What you should do
Print every line below exactly. Skip the pictures.

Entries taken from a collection

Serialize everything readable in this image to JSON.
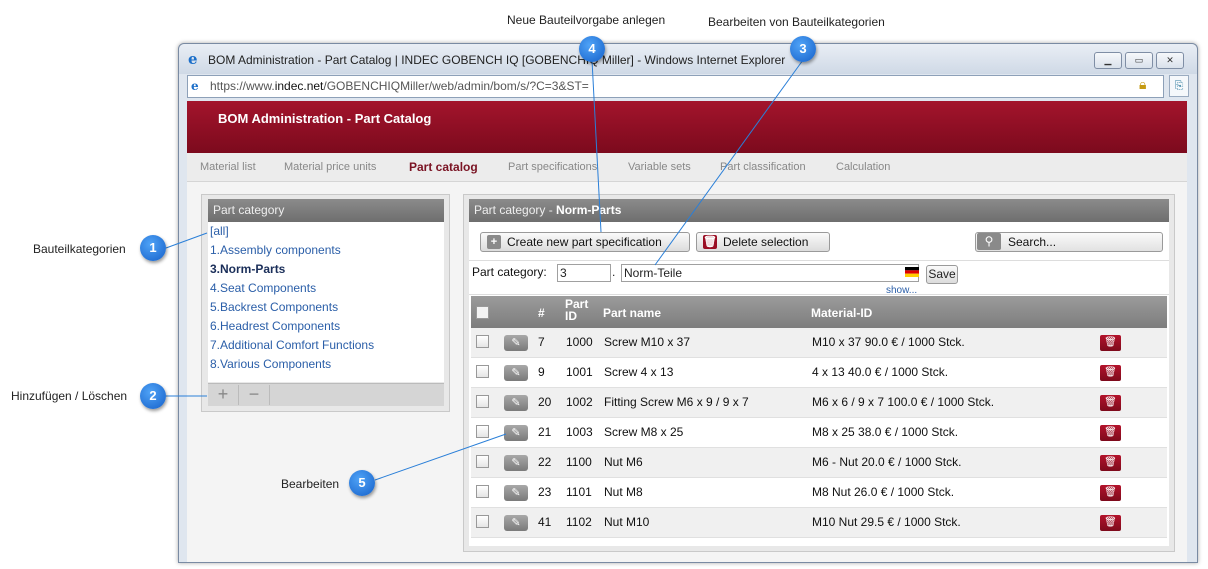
{
  "browser": {
    "window_title": "BOM Administration - Part Catalog | INDEC GOBENCH IQ [GOBENCHIQ Miller] - Windows Internet Explorer",
    "url_prefix": "https://www.",
    "url_domain": "indec.net",
    "url_path": "/GOBENCHIQMiller/web/admin/bom/s/?C=3&ST=",
    "ie_icon": "internet-explorer-icon",
    "lock_icon": "lock-icon"
  },
  "app": {
    "banner_title": "BOM Administration - Part Catalog",
    "nav": [
      {
        "label": "Material list"
      },
      {
        "label": "Material price units"
      },
      {
        "label": "Part catalog"
      },
      {
        "label": "Part specifications"
      },
      {
        "label": "Variable sets"
      },
      {
        "label": "Part classification"
      },
      {
        "label": "Calculation"
      }
    ],
    "active_nav": "Part catalog"
  },
  "left_panel": {
    "title": "Part category",
    "items": [
      {
        "label": "[all]"
      },
      {
        "label": "1.Assembly components"
      },
      {
        "label": "3.Norm-Parts"
      },
      {
        "label": "4.Seat Components"
      },
      {
        "label": "5.Backrest Components"
      },
      {
        "label": "6.Headrest Components"
      },
      {
        "label": "7.Additional Comfort Functions"
      },
      {
        "label": "8.Various Components"
      }
    ],
    "selected": "3.Norm-Parts",
    "add_label": "+",
    "remove_label": "−"
  },
  "right_panel": {
    "title_prefix": "Part category - ",
    "title_bold": "Norm-Parts",
    "create_button": "Create new part specification",
    "delete_button": "Delete selection",
    "search_placeholder": "Search...",
    "category_label": "Part category:",
    "category_id": "3",
    "category_sep": ".",
    "category_name": "Norm-Teile",
    "save_button": "Save",
    "show_link": "show...",
    "table": {
      "headers": [
        "#",
        "Part ID",
        "Part name",
        "Material-ID"
      ],
      "header_part_id_line1": "Part",
      "header_part_id_line2": "ID",
      "rows": [
        {
          "num": "7",
          "part_id": "1000",
          "name": "Screw M10 x 37",
          "material": "M10 x 37 90.0 € / 1000 Stck."
        },
        {
          "num": "9",
          "part_id": "1001",
          "name": "Screw 4 x 13",
          "material": "4 x 13 40.0 € / 1000 Stck."
        },
        {
          "num": "20",
          "part_id": "1002",
          "name": "Fitting Screw M6 x 9 / 9 x 7",
          "material": "M6 x 6 / 9 x 7 100.0 € / 1000 Stck."
        },
        {
          "num": "21",
          "part_id": "1003",
          "name": "Screw M8 x 25",
          "material": "M8 x 25 38.0 € / 1000 Stck."
        },
        {
          "num": "22",
          "part_id": "1100",
          "name": "Nut M6",
          "material": "M6 - Nut 20.0 € / 1000 Stck."
        },
        {
          "num": "23",
          "part_id": "1101",
          "name": "Nut M8",
          "material": "M8 Nut 26.0 € / 1000 Stck."
        },
        {
          "num": "41",
          "part_id": "1102",
          "name": "Nut M10",
          "material": "M10 Nut 29.5 € / 1000 Stck."
        }
      ]
    }
  },
  "callouts": [
    {
      "number": "1",
      "label": "Bauteilkategorien"
    },
    {
      "number": "2",
      "label": "Hinzufügen / Löschen"
    },
    {
      "number": "3",
      "label": "Bearbeiten von Bauteilkategorien"
    },
    {
      "number": "4",
      "label": "Neue Bauteilvorgabe anlegen"
    },
    {
      "number": "5",
      "label": "Bearbeiten"
    }
  ],
  "colors": {
    "banner": "#8f0f25",
    "callout": "#1f6fd8",
    "link": "#2a5ea8",
    "delete": "#9a0e24"
  }
}
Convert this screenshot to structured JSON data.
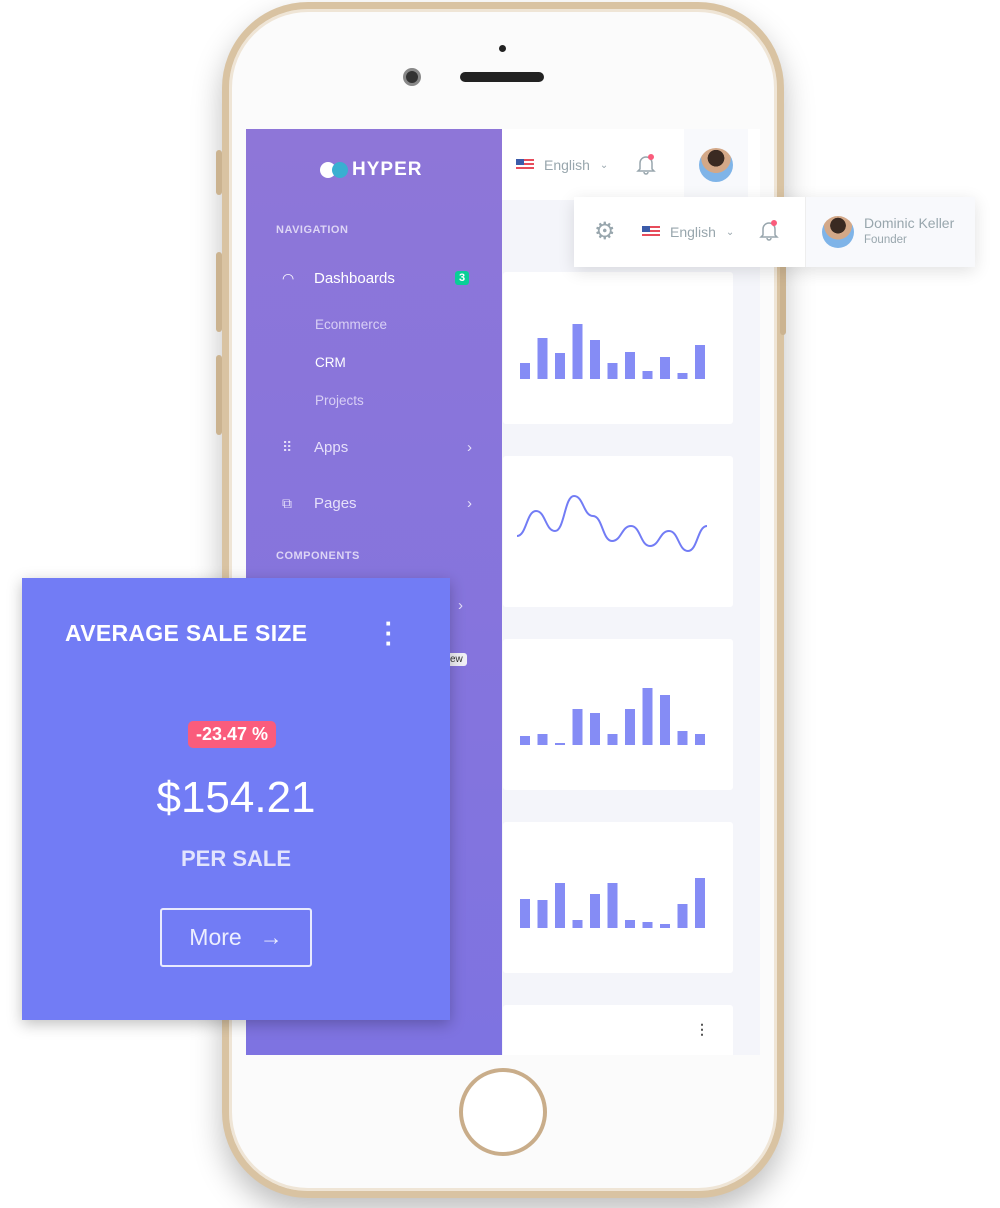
{
  "brand": {
    "name": "HYPER"
  },
  "sidebar": {
    "section_navigation": "NAVIGATION",
    "dashboards": {
      "label": "Dashboards",
      "badge": "3"
    },
    "sub_items": [
      "Ecommerce",
      "CRM",
      "Projects"
    ],
    "apps": "Apps",
    "pages": "Pages",
    "section_components": "COMPONENTS",
    "new_badge": "ew"
  },
  "topbar": {
    "language": "English"
  },
  "overlay_topbar": {
    "language": "English",
    "user_name": "Dominic Keller",
    "user_role": "Founder"
  },
  "widget": {
    "title": "AVERAGE SALE SIZE",
    "change": "-23.47 %",
    "value": "$154.21",
    "caption": "PER SALE",
    "more_label": "More"
  },
  "colors": {
    "primary": "#727cf5",
    "sidebar": "#8a75dc",
    "success": "#0acf97",
    "danger": "#fa5c7c"
  },
  "chart_data": [
    {
      "type": "bar",
      "values": [
        16,
        41,
        26,
        55,
        39,
        16,
        27,
        8,
        22,
        6,
        34
      ]
    },
    {
      "type": "line",
      "values": [
        20,
        45,
        25,
        60,
        40,
        15,
        30,
        10,
        25,
        5,
        30
      ]
    },
    {
      "type": "bar",
      "values": [
        9,
        11,
        2,
        36,
        32,
        11,
        36,
        57,
        50,
        14,
        11
      ]
    },
    {
      "type": "bar",
      "values": [
        29,
        28,
        45,
        8,
        34,
        45,
        8,
        6,
        4,
        24,
        50
      ]
    }
  ]
}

Written reply
Serialize everything readable in this image to JSON.
{
  "browser": {
    "window_title": "BOM Administration - Part Catalog | INDEC GOBENCH IQ [GOBENCHIQ Miller] - Windows Internet Explorer",
    "url_prefix": "https://www.",
    "url_domain": "indec.net",
    "url_path": "/GOBENCHIQMiller/web/admin/bom/s/?C=3&ST=",
    "ie_icon": "internet-explorer-icon",
    "lock_icon": "lock-icon"
  },
  "app": {
    "banner_title": "BOM Administration - Part Catalog",
    "nav": [
      {
        "label": "Material list"
      },
      {
        "label": "Material price units"
      },
      {
        "label": "Part catalog"
      },
      {
        "label": "Part specifications"
      },
      {
        "label": "Variable sets"
      },
      {
        "label": "Part classification"
      },
      {
        "label": "Calculation"
      }
    ],
    "active_nav": "Part catalog"
  },
  "left_panel": {
    "title": "Part category",
    "items": [
      {
        "label": "[all]"
      },
      {
        "label": "1.Assembly components"
      },
      {
        "label": "3.Norm-Parts"
      },
      {
        "label": "4.Seat Components"
      },
      {
        "label": "5.Backrest Components"
      },
      {
        "label": "6.Headrest Components"
      },
      {
        "label": "7.Additional Comfort Functions"
      },
      {
        "label": "8.Various Components"
      }
    ],
    "selected": "3.Norm-Parts",
    "add_label": "+",
    "remove_label": "−"
  },
  "right_panel": {
    "title_prefix": "Part category - ",
    "title_bold": "Norm-Parts",
    "create_button": "Create new part specification",
    "delete_button": "Delete selection",
    "search_placeholder": "Search...",
    "category_label": "Part category:",
    "category_id": "3",
    "category_sep": ".",
    "category_name": "Norm-Teile",
    "save_button": "Save",
    "show_link": "show...",
    "table": {
      "headers": [
        "#",
        "Part ID",
        "Part name",
        "Material-ID"
      ],
      "header_part_id_line1": "Part",
      "header_part_id_line2": "ID",
      "rows": [
        {
          "num": "7",
          "part_id": "1000",
          "name": "Screw M10 x 37",
          "material": "M10 x 37 90.0 € / 1000 Stck."
        },
        {
          "num": "9",
          "part_id": "1001",
          "name": "Screw 4 x 13",
          "material": "4 x 13 40.0 € / 1000 Stck."
        },
        {
          "num": "20",
          "part_id": "1002",
          "name": "Fitting Screw M6 x 9 / 9 x 7",
          "material": "M6 x 6 / 9 x 7 100.0 € / 1000 Stck."
        },
        {
          "num": "21",
          "part_id": "1003",
          "name": "Screw M8 x 25",
          "material": "M8 x 25 38.0 € / 1000 Stck."
        },
        {
          "num": "22",
          "part_id": "1100",
          "name": "Nut M6",
          "material": "M6 - Nut 20.0 € / 1000 Stck."
        },
        {
          "num": "23",
          "part_id": "1101",
          "name": "Nut M8",
          "material": "M8 Nut 26.0 € / 1000 Stck."
        },
        {
          "num": "41",
          "part_id": "1102",
          "name": "Nut M10",
          "material": "M10 Nut 29.5 € / 1000 Stck."
        }
      ]
    }
  },
  "callouts": [
    {
      "number": "1",
      "label": "Bauteilkategorien"
    },
    {
      "number": "2",
      "label": "Hinzufügen / Löschen"
    },
    {
      "number": "3",
      "label": "Bearbeiten von Bauteilkategorien"
    },
    {
      "number": "4",
      "label": "Neue Bauteilvorgabe anlegen"
    },
    {
      "number": "5",
      "label": "Bearbeiten"
    }
  ],
  "colors": {
    "banner": "#8f0f25",
    "callout": "#1f6fd8",
    "link": "#2a5ea8",
    "delete": "#9a0e24"
  }
}
Convert this screenshot to structured JSON data.
{
  "brand": {
    "name": "HYPER"
  },
  "sidebar": {
    "section_navigation": "NAVIGATION",
    "dashboards": {
      "label": "Dashboards",
      "badge": "3"
    },
    "sub_items": [
      "Ecommerce",
      "CRM",
      "Projects"
    ],
    "apps": "Apps",
    "pages": "Pages",
    "section_components": "COMPONENTS",
    "new_badge": "ew"
  },
  "topbar": {
    "language": "English"
  },
  "overlay_topbar": {
    "language": "English",
    "user_name": "Dominic Keller",
    "user_role": "Founder"
  },
  "widget": {
    "title": "AVERAGE SALE SIZE",
    "change": "-23.47 %",
    "value": "$154.21",
    "caption": "PER SALE",
    "more_label": "More"
  },
  "colors": {
    "primary": "#727cf5",
    "sidebar": "#8a75dc",
    "success": "#0acf97",
    "danger": "#fa5c7c"
  },
  "chart_data": [
    {
      "type": "bar",
      "values": [
        16,
        41,
        26,
        55,
        39,
        16,
        27,
        8,
        22,
        6,
        34
      ]
    },
    {
      "type": "line",
      "values": [
        20,
        45,
        25,
        60,
        40,
        15,
        30,
        10,
        25,
        5,
        30
      ]
    },
    {
      "type": "bar",
      "values": [
        9,
        11,
        2,
        36,
        32,
        11,
        36,
        57,
        50,
        14,
        11
      ]
    },
    {
      "type": "bar",
      "values": [
        29,
        28,
        45,
        8,
        34,
        45,
        8,
        6,
        4,
        24,
        50
      ]
    }
  ]
}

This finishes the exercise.